**Problem requirements**: Take every line from the records below that includes the word "admin".

Source records
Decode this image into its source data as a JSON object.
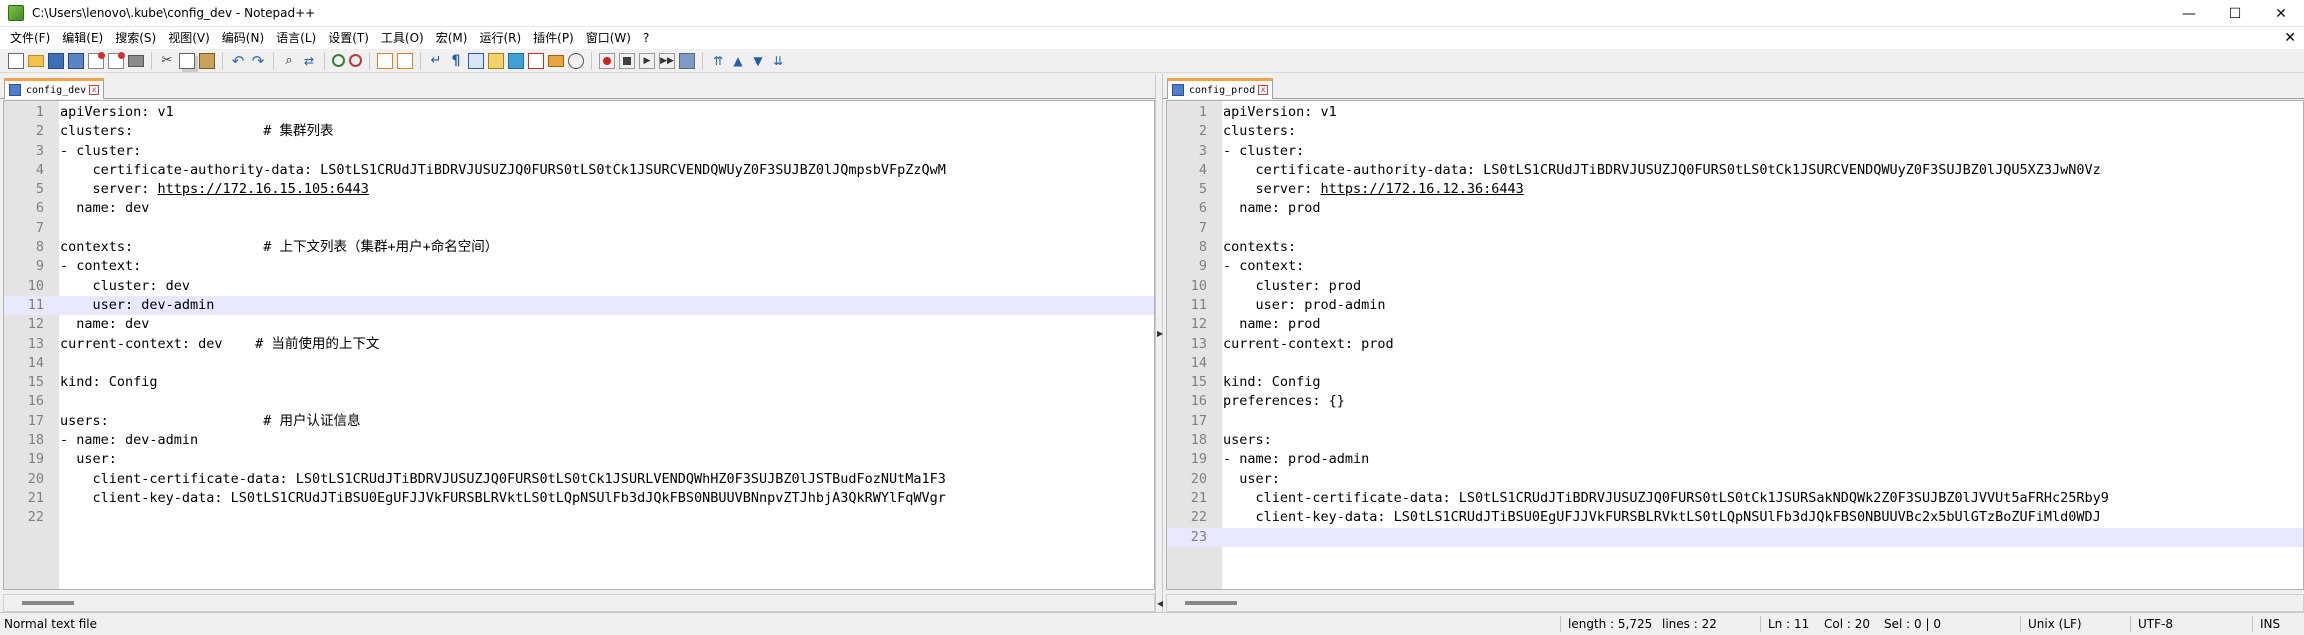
{
  "window": {
    "title": "C:\\Users\\lenovo\\.kube\\config_dev - Notepad++",
    "minimize": "—",
    "maximize": "☐",
    "close": "✕"
  },
  "menu": {
    "items": [
      "文件(F)",
      "编辑(E)",
      "搜索(S)",
      "视图(V)",
      "编码(N)",
      "语言(L)",
      "设置(T)",
      "工具(O)",
      "宏(M)",
      "运行(R)",
      "插件(P)",
      "窗口(W)",
      "?"
    ],
    "close_doc": "✕"
  },
  "left": {
    "tab": "config_dev",
    "lines": [
      "apiVersion: v1",
      "clusters:                # 集群列表",
      "- cluster:",
      "    certificate-authority-data: LS0tLS1CRUdJTiBDRVJUSUZJQ0FURS0tLS0tCk1JSURCVENDQWUyZ0F3SUJBZ0lJQmpsbVFpZzQwM",
      "    server: https://172.16.15.105:6443",
      "  name: dev",
      "",
      "contexts:                # 上下文列表（集群+用户+命名空间）",
      "- context:",
      "    cluster: dev",
      "    user: dev-admin",
      "  name: dev",
      "current-context: dev    # 当前使用的上下文",
      "",
      "kind: Config",
      "",
      "users:                   # 用户认证信息",
      "- name: dev-admin",
      "  user:",
      "    client-certificate-data: LS0tLS1CRUdJTiBDRVJUSUZJQ0FURS0tLS0tCk1JSURLVENDQWhHZ0F3SUJBZ0lJSTBudFozNUtMa1F3",
      "    client-key-data: LS0tLS1CRUdJTiBSU0EgUFJJVkFURSBLRVktLS0tLQpNSUlFb3dJQkFBS0NBUUVBNnpvZTJhbjA3QkRWYlFqWVgr",
      ""
    ]
  },
  "right": {
    "tab": "config_prod",
    "lines": [
      "apiVersion: v1",
      "clusters:",
      "- cluster:",
      "    certificate-authority-data: LS0tLS1CRUdJTiBDRVJUSUZJQ0FURS0tLS0tCk1JSURCVENDQWUyZ0F3SUJBZ0lJQU5XZ3JwN0Vz",
      "    server: https://172.16.12.36:6443",
      "  name: prod",
      "",
      "contexts:",
      "- context:",
      "    cluster: prod",
      "    user: prod-admin",
      "  name: prod",
      "current-context: prod",
      "",
      "kind: Config",
      "preferences: {}",
      "",
      "users:",
      "- name: prod-admin",
      "  user:",
      "    client-certificate-data: LS0tLS1CRUdJTiBDRVJUSUZJQ0FURS0tLS0tCk1JSURSakNDQWk2Z0F3SUJBZ0lJVVUt5aFRHc25Rby9",
      "    client-key-data: LS0tLS1CRUdJTiBSU0EgUFJJVkFURSBLRVktLS0tLQpNSUlFb3dJQkFBS0NBUUVBc2x5bUlGTzBoZUFiMld0WDJ",
      ""
    ]
  },
  "status": {
    "file_type": "Normal text file",
    "length": "length : 5,725",
    "lines": "lines : 22",
    "ln": "Ln : 11",
    "col": "Col : 20",
    "sel": "Sel : 0 | 0",
    "eol": "Unix (LF)",
    "encoding": "UTF-8",
    "mode": "INS"
  }
}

**Answer**:
      "    user: dev-admin",
      "- name: dev-admin",
      "    user: prod-admin",
      "- name: prod-admin",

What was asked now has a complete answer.